▶ WHAT YOU HAVE TO DO
For every line in the entries that contains "JSON", show the whole line.

▶ RECORD EXCERPTS

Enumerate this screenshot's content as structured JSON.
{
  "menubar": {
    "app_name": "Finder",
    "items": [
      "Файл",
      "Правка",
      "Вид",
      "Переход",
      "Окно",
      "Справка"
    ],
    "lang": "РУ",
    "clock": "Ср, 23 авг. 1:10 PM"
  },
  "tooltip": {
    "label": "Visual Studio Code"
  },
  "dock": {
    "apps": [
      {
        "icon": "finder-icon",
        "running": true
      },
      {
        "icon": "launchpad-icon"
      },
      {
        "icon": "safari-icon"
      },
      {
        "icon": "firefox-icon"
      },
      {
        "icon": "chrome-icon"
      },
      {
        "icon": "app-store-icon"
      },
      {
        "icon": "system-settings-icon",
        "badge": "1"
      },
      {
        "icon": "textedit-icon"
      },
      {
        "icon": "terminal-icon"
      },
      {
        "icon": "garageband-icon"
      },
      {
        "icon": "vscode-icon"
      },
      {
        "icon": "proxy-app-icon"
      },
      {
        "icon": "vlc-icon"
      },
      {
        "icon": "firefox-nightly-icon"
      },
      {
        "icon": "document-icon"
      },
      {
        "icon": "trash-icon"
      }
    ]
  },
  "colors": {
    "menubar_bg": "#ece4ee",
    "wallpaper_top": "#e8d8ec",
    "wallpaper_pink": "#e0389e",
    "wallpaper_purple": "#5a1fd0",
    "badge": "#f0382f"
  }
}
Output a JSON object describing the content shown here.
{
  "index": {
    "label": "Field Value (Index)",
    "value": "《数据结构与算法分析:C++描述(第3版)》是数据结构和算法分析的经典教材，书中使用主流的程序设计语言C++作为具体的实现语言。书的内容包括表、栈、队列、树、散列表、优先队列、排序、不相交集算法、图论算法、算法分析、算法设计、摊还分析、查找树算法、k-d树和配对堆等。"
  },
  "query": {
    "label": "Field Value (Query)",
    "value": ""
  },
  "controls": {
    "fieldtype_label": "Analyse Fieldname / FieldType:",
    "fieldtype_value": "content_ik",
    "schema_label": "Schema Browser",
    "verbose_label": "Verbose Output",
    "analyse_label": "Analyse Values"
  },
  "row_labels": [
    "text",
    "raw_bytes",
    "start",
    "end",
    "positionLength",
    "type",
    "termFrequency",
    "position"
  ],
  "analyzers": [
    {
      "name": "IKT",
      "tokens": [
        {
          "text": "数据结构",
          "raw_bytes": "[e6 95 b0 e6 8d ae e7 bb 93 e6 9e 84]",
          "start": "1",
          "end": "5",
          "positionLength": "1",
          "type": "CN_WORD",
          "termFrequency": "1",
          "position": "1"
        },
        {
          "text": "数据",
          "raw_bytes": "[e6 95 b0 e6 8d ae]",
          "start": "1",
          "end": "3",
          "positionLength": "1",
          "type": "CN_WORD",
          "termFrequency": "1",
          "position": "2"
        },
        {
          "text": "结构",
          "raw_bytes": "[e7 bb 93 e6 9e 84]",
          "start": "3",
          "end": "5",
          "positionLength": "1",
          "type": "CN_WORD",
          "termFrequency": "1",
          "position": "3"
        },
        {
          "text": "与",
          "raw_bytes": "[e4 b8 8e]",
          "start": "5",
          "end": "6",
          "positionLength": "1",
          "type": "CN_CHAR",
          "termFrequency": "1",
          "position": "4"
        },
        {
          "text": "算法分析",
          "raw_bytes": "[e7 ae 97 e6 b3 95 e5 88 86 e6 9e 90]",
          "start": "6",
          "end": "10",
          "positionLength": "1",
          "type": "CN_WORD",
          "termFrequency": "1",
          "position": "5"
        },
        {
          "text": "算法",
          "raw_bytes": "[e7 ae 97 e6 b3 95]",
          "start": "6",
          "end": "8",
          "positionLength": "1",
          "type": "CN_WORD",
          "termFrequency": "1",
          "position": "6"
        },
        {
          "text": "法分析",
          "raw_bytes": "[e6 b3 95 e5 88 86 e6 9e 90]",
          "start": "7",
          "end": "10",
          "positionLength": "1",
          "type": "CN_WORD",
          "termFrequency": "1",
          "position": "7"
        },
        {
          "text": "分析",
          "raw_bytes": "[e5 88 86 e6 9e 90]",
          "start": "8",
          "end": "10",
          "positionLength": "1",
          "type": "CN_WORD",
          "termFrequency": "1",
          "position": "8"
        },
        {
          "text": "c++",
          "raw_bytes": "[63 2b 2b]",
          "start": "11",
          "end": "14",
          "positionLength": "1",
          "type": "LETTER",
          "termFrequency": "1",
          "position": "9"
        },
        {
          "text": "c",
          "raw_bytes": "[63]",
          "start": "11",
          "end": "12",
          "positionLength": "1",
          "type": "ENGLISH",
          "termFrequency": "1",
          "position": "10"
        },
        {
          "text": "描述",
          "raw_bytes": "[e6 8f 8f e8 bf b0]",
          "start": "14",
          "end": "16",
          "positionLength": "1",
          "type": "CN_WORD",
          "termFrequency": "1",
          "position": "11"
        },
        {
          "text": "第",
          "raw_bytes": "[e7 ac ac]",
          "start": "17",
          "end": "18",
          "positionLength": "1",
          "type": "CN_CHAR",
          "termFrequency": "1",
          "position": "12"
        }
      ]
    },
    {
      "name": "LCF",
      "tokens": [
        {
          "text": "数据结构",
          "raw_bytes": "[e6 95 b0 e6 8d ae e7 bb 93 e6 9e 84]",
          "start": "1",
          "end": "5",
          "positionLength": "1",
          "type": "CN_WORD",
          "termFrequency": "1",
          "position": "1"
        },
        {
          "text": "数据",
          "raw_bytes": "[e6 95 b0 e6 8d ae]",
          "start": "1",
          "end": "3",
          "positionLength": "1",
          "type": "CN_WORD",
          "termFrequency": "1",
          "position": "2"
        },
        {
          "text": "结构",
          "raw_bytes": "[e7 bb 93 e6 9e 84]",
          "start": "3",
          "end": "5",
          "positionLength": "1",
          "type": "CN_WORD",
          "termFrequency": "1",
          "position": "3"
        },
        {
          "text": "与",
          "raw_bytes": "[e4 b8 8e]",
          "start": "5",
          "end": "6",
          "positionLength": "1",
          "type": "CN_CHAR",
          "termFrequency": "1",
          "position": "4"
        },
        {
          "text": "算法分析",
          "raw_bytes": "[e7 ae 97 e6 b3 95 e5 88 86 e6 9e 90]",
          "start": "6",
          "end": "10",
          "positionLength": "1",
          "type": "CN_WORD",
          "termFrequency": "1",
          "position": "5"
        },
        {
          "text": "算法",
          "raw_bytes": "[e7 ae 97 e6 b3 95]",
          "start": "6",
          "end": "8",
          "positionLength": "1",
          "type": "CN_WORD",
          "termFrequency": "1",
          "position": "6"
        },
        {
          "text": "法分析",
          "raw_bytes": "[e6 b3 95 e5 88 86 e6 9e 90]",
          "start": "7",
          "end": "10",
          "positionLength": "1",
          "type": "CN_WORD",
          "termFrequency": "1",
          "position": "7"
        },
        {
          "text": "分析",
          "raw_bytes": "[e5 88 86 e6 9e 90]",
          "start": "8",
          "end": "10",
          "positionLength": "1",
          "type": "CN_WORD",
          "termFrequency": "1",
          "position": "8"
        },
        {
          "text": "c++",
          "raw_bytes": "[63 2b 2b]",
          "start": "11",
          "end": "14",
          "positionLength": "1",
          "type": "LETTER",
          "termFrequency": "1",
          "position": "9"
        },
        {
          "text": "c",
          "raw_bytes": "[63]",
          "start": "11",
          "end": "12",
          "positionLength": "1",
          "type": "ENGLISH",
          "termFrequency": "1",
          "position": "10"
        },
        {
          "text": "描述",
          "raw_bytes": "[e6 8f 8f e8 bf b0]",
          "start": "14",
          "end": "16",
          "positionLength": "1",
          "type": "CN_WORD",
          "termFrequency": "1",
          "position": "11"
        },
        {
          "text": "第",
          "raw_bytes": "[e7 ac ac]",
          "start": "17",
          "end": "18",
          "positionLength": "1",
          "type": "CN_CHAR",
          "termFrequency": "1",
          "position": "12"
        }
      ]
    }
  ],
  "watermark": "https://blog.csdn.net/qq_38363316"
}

▶ ANSWER FOR THIS EXERCISE
Enumerate this screenshot's content as structured JSON.
Output a JSON object describing the content shown here.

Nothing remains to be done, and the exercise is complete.